What is “schwa”? “Schwa” is the most common sound in English. How many sounds are there in total? 100? 500? No. Just 44. There are 44 sounds in English. And “schwa” is the most common sound.
“Schwa” sounds like “uh.” Every vowel — A, E, I, O, and U — can make the sound “uh.” It’s a relaxed sound. It is the sound on unstressed syllables.
Watch this video and practice with the teacher:
Stressed or Unstressed?
In some other languages, you say every syllable the same. In English, some syllables are stressed and some are not stressed. (What’s a syllable? A part of a word with only one vowel. “America” has 3 syllables: A / me / ri / ca.)
There are at least 8 different ways to put stress on words. This article has that information.
Schwa only happens in words with two or more syllables, except “a” and “the,” which can both sound like schwa. The unstressed syllable receives the schwa sound.
Pass me a banana.
Where is the book?
What is that book about?
How do you spell schwa?
The bad news is, you can write schwa with all of the vowels. It makes spelling difficult. Tenacious, replicate, percolate, etc. all have a schwa sound. Schwa is represented by ALL of the vowels!
Hat, hit, hot, hut . . . can you hear the difference? Many students have trouble pronouncing short vowel sounds in English. Today we’re going to look at them.
If you speak Spanish, Japanese, Korean, Arabic, Serbian, or any other phonetic language, you are lucky! In phonetic languages, you pronounce a letter the same way you write it. For example, you always pronounce the “a” in casa (“house” in Spanish) the same, always. Casa, estante, argumento, plato . . . the sound of “a” never changes.
But English is different!
There are five vowels in English: A, E, I, O, U. You can pronounce each vowel 3 different ways: long, short, or schwa (“uh”). We will look at long vowels and schwa later. Today we will look at short vowels.
This video shows how you move your mouth when you pronounce short vowels in English.
If you want basic short vowel instruction, you can look at www.starfall.com. It is a website for children learning how to read English, but it has excellent pronunciation!
This video can be good practice for you. First, listen to the words. Then try to write them without looking at the words:
It is important that you know how to pronounce short words correctly, so that you can pronounce long words better.
These words have short vowels in them. Can you pronounce them?
Next week we will look at some long vowels. Please let me know if you have any questions!
The English alphabet has 26 letters: A B C D E F G H I J K L M N O P Q R S T U V W X Y Z.
From these 26 letters, we get the 750,000 words in the English language.

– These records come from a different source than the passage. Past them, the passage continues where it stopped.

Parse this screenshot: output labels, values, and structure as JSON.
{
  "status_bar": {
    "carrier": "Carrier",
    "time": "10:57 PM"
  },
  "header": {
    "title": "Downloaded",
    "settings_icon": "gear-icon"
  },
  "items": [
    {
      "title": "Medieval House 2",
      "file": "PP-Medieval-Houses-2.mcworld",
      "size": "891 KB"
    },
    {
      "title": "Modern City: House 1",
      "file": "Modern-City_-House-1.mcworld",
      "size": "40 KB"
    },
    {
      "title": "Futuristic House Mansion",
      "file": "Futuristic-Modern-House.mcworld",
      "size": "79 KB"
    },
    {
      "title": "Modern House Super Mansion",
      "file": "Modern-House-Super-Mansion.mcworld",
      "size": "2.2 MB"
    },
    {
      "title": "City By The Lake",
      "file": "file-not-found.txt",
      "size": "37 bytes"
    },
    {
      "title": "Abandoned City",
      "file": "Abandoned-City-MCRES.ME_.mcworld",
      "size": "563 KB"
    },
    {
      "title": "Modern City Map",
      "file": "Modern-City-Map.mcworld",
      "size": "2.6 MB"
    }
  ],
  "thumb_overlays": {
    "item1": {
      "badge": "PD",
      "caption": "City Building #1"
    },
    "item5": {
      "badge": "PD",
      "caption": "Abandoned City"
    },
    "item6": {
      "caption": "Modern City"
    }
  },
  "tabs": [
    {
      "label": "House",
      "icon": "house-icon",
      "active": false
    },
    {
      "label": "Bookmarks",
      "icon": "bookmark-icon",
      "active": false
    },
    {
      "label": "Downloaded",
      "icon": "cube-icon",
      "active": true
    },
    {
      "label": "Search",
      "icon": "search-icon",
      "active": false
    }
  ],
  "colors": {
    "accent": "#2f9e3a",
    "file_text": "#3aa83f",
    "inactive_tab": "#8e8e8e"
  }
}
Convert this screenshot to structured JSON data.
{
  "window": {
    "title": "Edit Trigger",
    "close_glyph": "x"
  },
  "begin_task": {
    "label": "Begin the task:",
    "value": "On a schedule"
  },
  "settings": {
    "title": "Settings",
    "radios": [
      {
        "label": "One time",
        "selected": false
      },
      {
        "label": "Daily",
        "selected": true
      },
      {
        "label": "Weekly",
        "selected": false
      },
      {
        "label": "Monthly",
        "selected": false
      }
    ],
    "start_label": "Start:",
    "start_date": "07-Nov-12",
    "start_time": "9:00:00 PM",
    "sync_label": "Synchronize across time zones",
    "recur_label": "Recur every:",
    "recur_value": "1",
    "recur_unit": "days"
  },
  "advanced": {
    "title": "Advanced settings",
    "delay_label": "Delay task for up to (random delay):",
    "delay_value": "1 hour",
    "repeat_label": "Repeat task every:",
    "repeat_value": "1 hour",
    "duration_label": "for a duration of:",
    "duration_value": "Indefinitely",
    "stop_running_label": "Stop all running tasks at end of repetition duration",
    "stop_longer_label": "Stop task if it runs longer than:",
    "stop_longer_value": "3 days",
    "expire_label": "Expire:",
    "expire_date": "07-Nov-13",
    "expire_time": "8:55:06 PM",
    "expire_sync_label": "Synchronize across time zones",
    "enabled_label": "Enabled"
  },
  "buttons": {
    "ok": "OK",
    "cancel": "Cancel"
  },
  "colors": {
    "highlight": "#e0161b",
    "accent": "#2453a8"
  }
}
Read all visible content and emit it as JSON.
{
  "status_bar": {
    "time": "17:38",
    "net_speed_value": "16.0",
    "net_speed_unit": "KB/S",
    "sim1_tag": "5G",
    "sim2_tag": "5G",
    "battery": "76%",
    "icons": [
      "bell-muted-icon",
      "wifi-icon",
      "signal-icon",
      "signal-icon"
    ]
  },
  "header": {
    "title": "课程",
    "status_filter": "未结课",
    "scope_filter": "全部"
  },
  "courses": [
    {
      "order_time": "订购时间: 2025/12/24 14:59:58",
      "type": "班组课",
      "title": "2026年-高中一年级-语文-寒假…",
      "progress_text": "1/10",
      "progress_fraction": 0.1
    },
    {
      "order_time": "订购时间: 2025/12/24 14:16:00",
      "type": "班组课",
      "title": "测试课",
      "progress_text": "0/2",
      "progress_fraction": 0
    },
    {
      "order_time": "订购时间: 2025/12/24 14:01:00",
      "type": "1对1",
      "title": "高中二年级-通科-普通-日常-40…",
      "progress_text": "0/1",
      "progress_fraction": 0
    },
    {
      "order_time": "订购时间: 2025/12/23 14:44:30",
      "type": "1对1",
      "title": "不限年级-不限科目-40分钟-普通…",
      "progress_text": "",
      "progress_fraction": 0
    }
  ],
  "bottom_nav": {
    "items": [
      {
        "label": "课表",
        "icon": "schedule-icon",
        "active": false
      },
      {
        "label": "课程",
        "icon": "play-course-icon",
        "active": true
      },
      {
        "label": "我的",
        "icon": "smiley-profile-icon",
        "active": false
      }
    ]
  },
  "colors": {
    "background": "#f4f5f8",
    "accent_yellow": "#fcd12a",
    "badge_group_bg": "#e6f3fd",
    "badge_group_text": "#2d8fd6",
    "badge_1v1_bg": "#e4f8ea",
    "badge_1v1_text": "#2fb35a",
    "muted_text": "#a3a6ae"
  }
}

You know that English spelling is difficult. English has roots in many languages, including Anglo-Saxon, French, German, and Latin. Because it is a hodgepodge of many different languages, sometimes its spelling doesn’t make sense.
There are a lot of silent letters in English. 18 of the 26 letters are, at one time or the other, silent. In the list below, you see words with a silent letter. You write it, but you don’t pronounce it.
A = dead
B = doubt
C = scene
D = handsome
E = come
F = off
G = sign
H = honest
I = weird
K = knife
L = salmon
M = mnemonics
N = column
O = too
P = raspberry
T = often
U = guess
W = answer
(list from “Errors in English” by Harry Shaw, B&N Publishers, 1962)
Are there silent letters in your language?
Besides having silent letters, many words in English have the same sound but different spelling. They are called homophones.
Here are some examples:
Hear, here: Come here so I can hear you.
Hole, whole: Hit the ball into the hole. He ate the whole pizza.
Loose, lose: I want to lose ten pounds so my pants will be looser.
Rein, rain: I left the horse’s rein in the rain and it got wet.
Right, write: Do you use your left hand or your right hand to write?
Their, they’re, there: Where areWilliam and Mary? They’re standing over there in front of their house.
Threw, through: Someone threw something through the windows and broke them.
To, too, two: The two lambs are too tired to walk.
Your, you’re: You’re doing your homework now, aren’t you?
The opposite of “left” is write right
The contraction for “they are” is there they’re their